It’s time to take a breath – because neither bill will speed generic drugs to market or lower the cost of medicines for a single American. What they will most certainly provide is a windfall for the trial lawyers.
Both bills aim to provide a series of new legal provisions that will make it easier for drug companies to introduce generic alternatives, thus spurring competition and bringing down prices. Both are well intentioned. But they are poorly worded and that is a serious matter: Instead of bringing generics to market sooner, these bills could endanger patients’ lives and encourage costly, needless litigation.
To protect consumers, the Food and Drug Administration requires that new drugs undergo a series of clinical trials to prove their safety and effectiveness before entering the market. Generic drugs must also complete clinical trials, but only to prove they’re clinically equivalent to the already-approved brand-name drug. The problem comes when some drugs are so potent, or have such dangerous side effects, that the FDA requires drug companies to develop and abide by specialized safety protocols called “risk evaluation and mitigation strategies,” when selling or dispensing these medicines.
Rather than keep these safety measures, both bills strip the FDA of its watchdog role. Generic manufacturers will be exempt from outlining testing and safety protocols for the FDA to approve. Even if a generic drug maker’s proposed risk evaluation and mitigation strategies are inadequate, the FDA will have no authority to reject or halt the transfer of medicines to the generic company for testing.
The ambiguously worded liability provisions of the two bills further subject innovators to unfair legal risk. The reason is many generic companies, after obtaining brand-name drug samples for testing, ship them to third-party research firms to perform clinical trials. If the third party is negligent with the samples, patients could get hurt. Yet, under the bill’s terms, patients could sue the brand-name drug company, even though it had no control over the testing or safety protocols. The higher legal fees for drug companies will result ultimately in higher costs for everyone else.
Additionally, the bills would allow generic drug manufacturers to sue if brand-name manufacturers fail to hand over their drug samples for testing within 31 days, or if the companies do not reach an agreement on shared risk evaluation and mitigation strategies for risky drugs. Fine concepts, but the actual administrative language is ambiguous and subjective wording is music to trial lawyers’ ears.
Over 60 percent of Americans want the government to take action to lower prescription drug prices — and Congress, for once, is listening to voters.
Unfortunately, the legislation before Congress will lead to dangerous unintended consequences. Instead of bringing generics to market sooner, these bills could endanger patients’ lives and encourage costly, needless litigation.
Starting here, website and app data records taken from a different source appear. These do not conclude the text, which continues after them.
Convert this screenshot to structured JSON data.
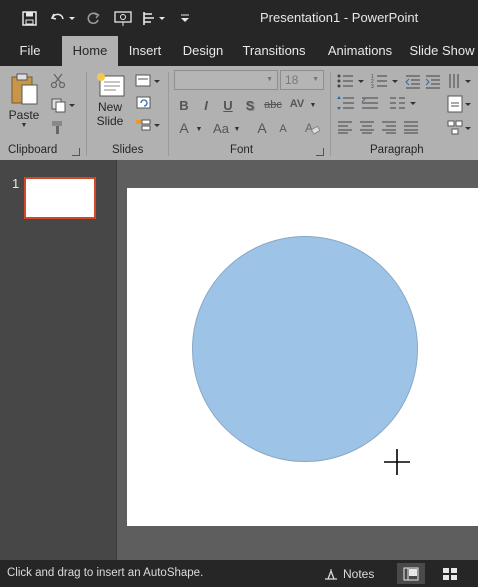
{
  "window": {
    "title": "Presentation1 - PowerPoint"
  },
  "quick_access": {
    "save_icon": "save-icon",
    "undo_icon": "undo-icon",
    "redo_icon": "redo-icon",
    "present_icon": "from-beginning-icon",
    "touch_icon": "touch-mode-icon",
    "customize_icon": "customize-qat-icon"
  },
  "tabs": [
    {
      "label": "File"
    },
    {
      "label": "Home",
      "active": true
    },
    {
      "label": "Insert"
    },
    {
      "label": "Design"
    },
    {
      "label": "Transitions"
    },
    {
      "label": "Animations"
    },
    {
      "label": "Slide Show"
    }
  ],
  "ribbon": {
    "clipboard": {
      "label": "Clipboard",
      "paste_label": "Paste"
    },
    "slides": {
      "label": "Slides",
      "new_slide_line1": "New",
      "new_slide_line2": "Slide"
    },
    "font": {
      "label": "Font",
      "font_name": "",
      "font_size": "18",
      "bold": "B",
      "italic": "I",
      "underline": "U",
      "shadow": "S",
      "strike": "abc",
      "spacing": "AV",
      "color": "A",
      "case": "Aa",
      "grow": "A",
      "shrink": "A"
    },
    "paragraph": {
      "label": "Paragraph"
    }
  },
  "thumbnails": [
    {
      "number": "1"
    }
  ],
  "status": {
    "message": "Click and drag to insert an AutoShape.",
    "notes_label": "Notes"
  },
  "colors": {
    "accent": "#d24726",
    "shape_fill": "#9dc3e6",
    "ribbon": "#b1b1b1",
    "titlebar": "#262626"
  }
}
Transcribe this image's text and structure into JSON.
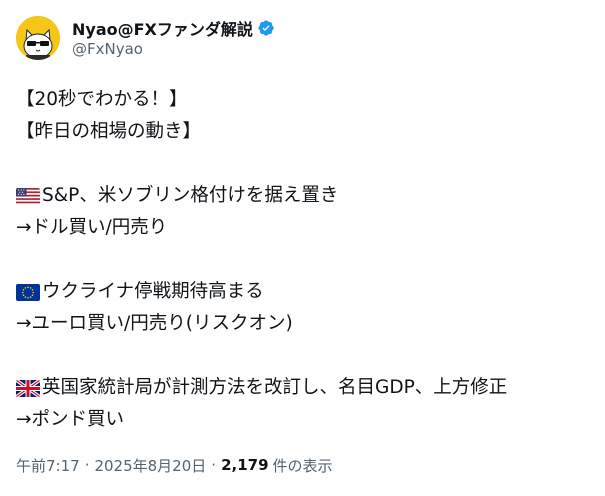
{
  "user": {
    "display_name": "Nyao@FXファンダ解説",
    "handle": "@FxNyao",
    "avatar_icon": "cat-avatar-icon",
    "verified_icon": "verified-badge-icon",
    "verified_color": "#1d9bf0"
  },
  "post": {
    "lines": {
      "l1": "【20秒でわかる！】",
      "l2": "【昨日の相場の動き】",
      "l3": "S&P、米ソブリン格付けを据え置き",
      "l4": "→ドル買い/円売り",
      "l5": "ウクライナ停戦期待高まる",
      "l6": "→ユーロ買い/円売り(リスクオン)",
      "l7": "英国家統計局が計測方法を改訂し、名目GDP、上方修正",
      "l8": "→ポンド買い"
    },
    "flags": {
      "f1": "us-flag-icon",
      "f2": "eu-flag-icon",
      "f3": "uk-flag-icon"
    }
  },
  "meta": {
    "time": "午前7:17",
    "separator": "·",
    "date": "2025年8月20日",
    "views_count": "2,179",
    "views_label": "件の表示"
  },
  "colors": {
    "text": "#0f1419",
    "secondary": "#536471",
    "accent": "#1d9bf0"
  }
}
Both houses of Congress deserve praise for trying to bring generic medicines to market faster, relieving consumers from high drug prices. Yet good intentions don’t change the fact that the legislation, as currently constructed, is deeply flawed.
Congress could help consumers by reworking the imprecise phraseology to end bad behavior without gutting safeguards for patients or enabling unscrupulous trial lawyers to file costly, pointless suits. Whether it’s the practice of medicine or the development of public healthcare policy two rules apply – first, do no harm and, second, be wary of trial lawyers bearing gifts.